The recipe is on page 207 of the book, but it is so simple I will tell it to you here. 
1 1/2 t dish soap
4T light corn syrup
Food coloring

Put those ingredients, with however much glitter you want, into little jars. I used baby food jars and mason jars, but anything with a top works.  Make several, so you can create lots of colors by mixing your food colorings. Feeling brave?  Let the little artists do the food coloring.

I put a small brush into each jar so that I could skip a water cup to clean the brushes.  Here is what they looked like when I called my test subjects over. 

The artists were pretty excited. How could they not be.
So I let them do the stirring.

Once all of the jars were stirred up, the guys used the paint on regular paper. Here is the beauty of it- it is paint + glitter, AND it is soapy! The glitter is fully encapsulated by the paint, so it will not flake off the page, even when dry, and make its way into every corner of your home. 

Smocks all around.  They are never a bad idea.

The book states that it is great on paper and cardboard.  It is thick and viscous, but worked well on paper, and drizzles beautifully, especially for my older boy, who decided to make this a Jackson Pollock moment.

Even as an art teacher, I usually cringe at paint, like tempera, being thrown around my kitchen. But the amazing thing about this paint is that it cleaned up more easily than any I have ever seen.  And I play with a lot of paint, so this really is saying something.  

When you  pour water into the jars at the end, this is what happens:

It. Foams.  

Self-cleaning magic! Note that soap in the recipe. It makes all of the difference. No one had stained hands, my counters and floors are spotless, and the paint washed away from the brushes and jars without scrubbing needed. 

So, whether your child holds a brush or prefers finger painting, this is your new recipe.  Sparkly, painty, and clean as a whistle.  It dries pretty quickly to a glassy finish with tons of sparkle. Try it out and let me know what you think.

And if you didn't use it up, just pop the lids on top of the jars and save the paint for another day. 

Have fun!

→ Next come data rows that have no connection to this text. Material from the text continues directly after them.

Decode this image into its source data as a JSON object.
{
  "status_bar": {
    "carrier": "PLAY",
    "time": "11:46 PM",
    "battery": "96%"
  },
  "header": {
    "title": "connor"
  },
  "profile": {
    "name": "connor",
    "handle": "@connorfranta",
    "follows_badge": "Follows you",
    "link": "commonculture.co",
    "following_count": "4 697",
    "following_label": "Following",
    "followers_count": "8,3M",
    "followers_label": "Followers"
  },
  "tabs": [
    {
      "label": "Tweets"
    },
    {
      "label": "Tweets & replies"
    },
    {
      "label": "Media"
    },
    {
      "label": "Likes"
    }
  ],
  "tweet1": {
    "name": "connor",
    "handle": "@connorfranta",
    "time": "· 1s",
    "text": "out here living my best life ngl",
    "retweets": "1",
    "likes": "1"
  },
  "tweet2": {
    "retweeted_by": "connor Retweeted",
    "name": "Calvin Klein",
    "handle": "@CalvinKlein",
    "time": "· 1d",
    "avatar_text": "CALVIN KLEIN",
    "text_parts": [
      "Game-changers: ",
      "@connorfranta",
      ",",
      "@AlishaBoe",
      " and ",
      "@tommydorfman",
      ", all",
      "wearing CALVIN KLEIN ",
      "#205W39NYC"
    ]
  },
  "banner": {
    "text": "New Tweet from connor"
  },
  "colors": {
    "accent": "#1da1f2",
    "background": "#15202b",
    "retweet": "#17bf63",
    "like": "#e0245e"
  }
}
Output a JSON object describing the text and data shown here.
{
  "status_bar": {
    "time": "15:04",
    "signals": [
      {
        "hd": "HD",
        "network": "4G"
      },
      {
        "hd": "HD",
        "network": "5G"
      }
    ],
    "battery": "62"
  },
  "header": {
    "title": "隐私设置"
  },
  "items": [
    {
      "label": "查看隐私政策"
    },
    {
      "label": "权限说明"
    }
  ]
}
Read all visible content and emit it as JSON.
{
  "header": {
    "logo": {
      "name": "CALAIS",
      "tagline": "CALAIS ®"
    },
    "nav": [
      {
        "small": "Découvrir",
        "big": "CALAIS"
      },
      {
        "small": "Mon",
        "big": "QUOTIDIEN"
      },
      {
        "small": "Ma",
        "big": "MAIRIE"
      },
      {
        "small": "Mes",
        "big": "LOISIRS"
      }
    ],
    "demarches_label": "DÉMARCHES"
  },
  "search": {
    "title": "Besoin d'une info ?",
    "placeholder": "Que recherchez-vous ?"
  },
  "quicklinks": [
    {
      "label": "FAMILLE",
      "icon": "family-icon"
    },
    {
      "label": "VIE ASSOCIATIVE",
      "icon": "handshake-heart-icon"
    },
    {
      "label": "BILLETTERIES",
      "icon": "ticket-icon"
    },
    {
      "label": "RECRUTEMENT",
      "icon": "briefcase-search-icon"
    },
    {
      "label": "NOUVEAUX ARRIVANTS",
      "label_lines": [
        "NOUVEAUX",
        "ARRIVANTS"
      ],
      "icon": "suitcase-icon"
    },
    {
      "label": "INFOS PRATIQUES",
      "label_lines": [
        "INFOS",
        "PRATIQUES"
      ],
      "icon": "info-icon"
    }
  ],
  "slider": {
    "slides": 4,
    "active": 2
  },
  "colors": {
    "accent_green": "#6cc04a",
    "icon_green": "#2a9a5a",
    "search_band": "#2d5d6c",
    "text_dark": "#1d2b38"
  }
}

Tuesday, January 13, 2015

The Art Lives On- RES

Early on this year, I noticed this necklace that one of my students wears. 
And I loved it.

He is never not wearing it.
 This necklace is exactly what I wish I were wearing.  Every day. 

And I wondered where he got it. The whole aesthetic of it is so perfect. Together, but not too together, a little messy, edgy, asymmetrical, cool, fun. Pretty much what I aspire to, actually. And fail to achieve, might I add.

 Maybe it's from an island far away where everyone is relaxed, and they all sit around making cool accessories out of lambs wool and coconut fibers.  A perfect souvenir.

SO, I asked this sweet face, where did you get that necklace?

Student: Mrs. Elliott, I made it last year.  With you. In art class. 

Me: Um, huh? We didn't make necklaces last year... (er, um... searching memory... could be wrong...)

Student: No, we made bracelets at the end of the year.  I turned mine into this necklace.  I never take it off.  

Student 2: Not even to shower? What about when you swim?

Student: Not even to shower. I never, ever take it off.

You just never know how lessons you teach will live on. 

It's serious food for thought, actually.  This artist should do more weaving.

Most students wear their bracelets for a day, or maybe a week.  But sometimes, a lesson is really important to someone, and you never know to whom it might be important. Totally unpredictable. I just taught sewing in third grade, and a young man told me it was the best part of art class, ever. Who would have known?  And it makes me wonder- why have I not sewn earlier with this child? How did he feel about weaving?  Should I carry sewing into the next lesson?

In my life, the special carry-over is a recipe from my sixth grade teacher that I still make each holiday season. She made it each year with the entire sixth grade, a huge, unforgettable, candy-making extravaganza.

It really is an incredible gift- a gift to the teacher- when a skill you taught or an object 
a student made with you becomes a treasured part of a child's life.